== WHAT THIS TASK INVOLVES ==
Among the lines listed below, count those that include the string "primario", and state only the count.

== MATERIAL TO PROCESS ==
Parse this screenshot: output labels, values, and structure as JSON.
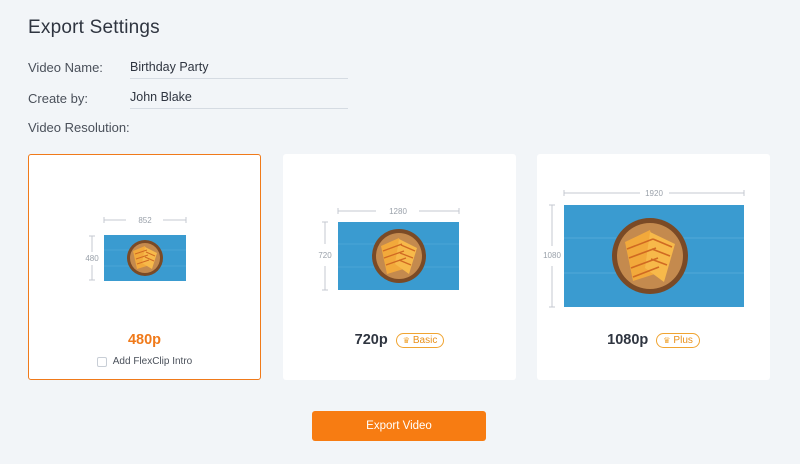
{
  "page": {
    "title": "Export Settings"
  },
  "form": {
    "video_name_label": "Video Name:",
    "video_name_value": "Birthday Party",
    "create_by_label": "Create by:",
    "create_by_value": "John Blake",
    "resolution_label": "Video Resolution:"
  },
  "resolutions": [
    {
      "label": "480p",
      "width": "852",
      "height": "480",
      "selected": true,
      "intro_label": "Add FlexClip Intro"
    },
    {
      "label": "720p",
      "width": "1280",
      "height": "720",
      "selected": false,
      "badge": "Basic",
      "badge_icon": "crown-icon"
    },
    {
      "label": "1080p",
      "width": "1920",
      "height": "1080",
      "selected": false,
      "badge": "Plus",
      "badge_icon": "crown-icon"
    }
  ],
  "actions": {
    "export_label": "Export Video"
  },
  "colors": {
    "accent": "#f77c12",
    "badge_border": "#f0a431",
    "thumbnail_bg": "#3a9bd0",
    "background": "#f2f5f8"
  }
}
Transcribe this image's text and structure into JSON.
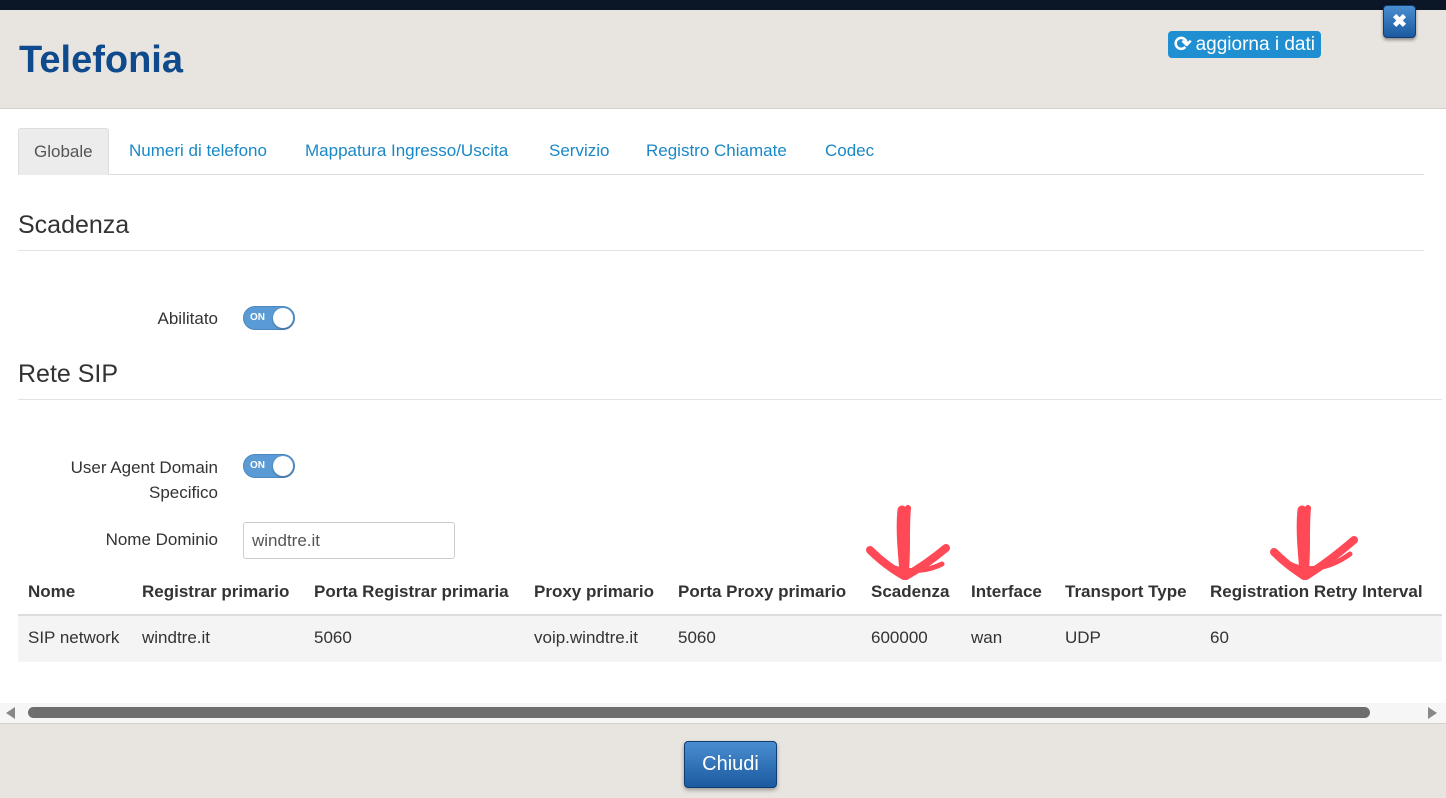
{
  "header": {
    "title": "Telefonia",
    "refresh_label": "aggiorna i dati",
    "refresh_icon": "refresh-icon",
    "close_icon": "close-icon",
    "close_symbol": "✖"
  },
  "tabs": [
    {
      "label": "Globale",
      "active": true
    },
    {
      "label": "Numeri di telefono",
      "active": false
    },
    {
      "label": "Mappatura Ingresso/Uscita",
      "active": false
    },
    {
      "label": "Servizio",
      "active": false
    },
    {
      "label": "Registro Chiamate",
      "active": false
    },
    {
      "label": "Codec",
      "active": false
    }
  ],
  "scadenza_section": {
    "title": "Scadenza",
    "enabled_label": "Abilitato",
    "enabled_toggle": "ON"
  },
  "sip_section": {
    "title": "Rete SIP",
    "ua_label_line1": "User Agent Domain",
    "ua_label_line2": "Specifico",
    "ua_toggle": "ON",
    "domain_label": "Nome Dominio",
    "domain_value": "windtre.it"
  },
  "table": {
    "headers": [
      "Nome",
      "Registrar primario",
      "Porta Registrar primaria",
      "Proxy primario",
      "Porta Proxy primario",
      "Scadenza",
      "Interface",
      "Transport Type",
      "Registration Retry Interval"
    ],
    "rows": [
      [
        "SIP network",
        "windtre.it",
        "5060",
        "voip.windtre.it",
        "5060",
        "600000",
        "wan",
        "UDP",
        "60"
      ]
    ]
  },
  "footer": {
    "close_label": "Chiudi"
  },
  "colors": {
    "title": "#0e4a8c",
    "link": "#1a88c6",
    "toggle_on": "#5b9bd5",
    "button": "#1b5aa0",
    "annotation": "#ff2a3a"
  }
}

== EXERCISE RESULT ==
3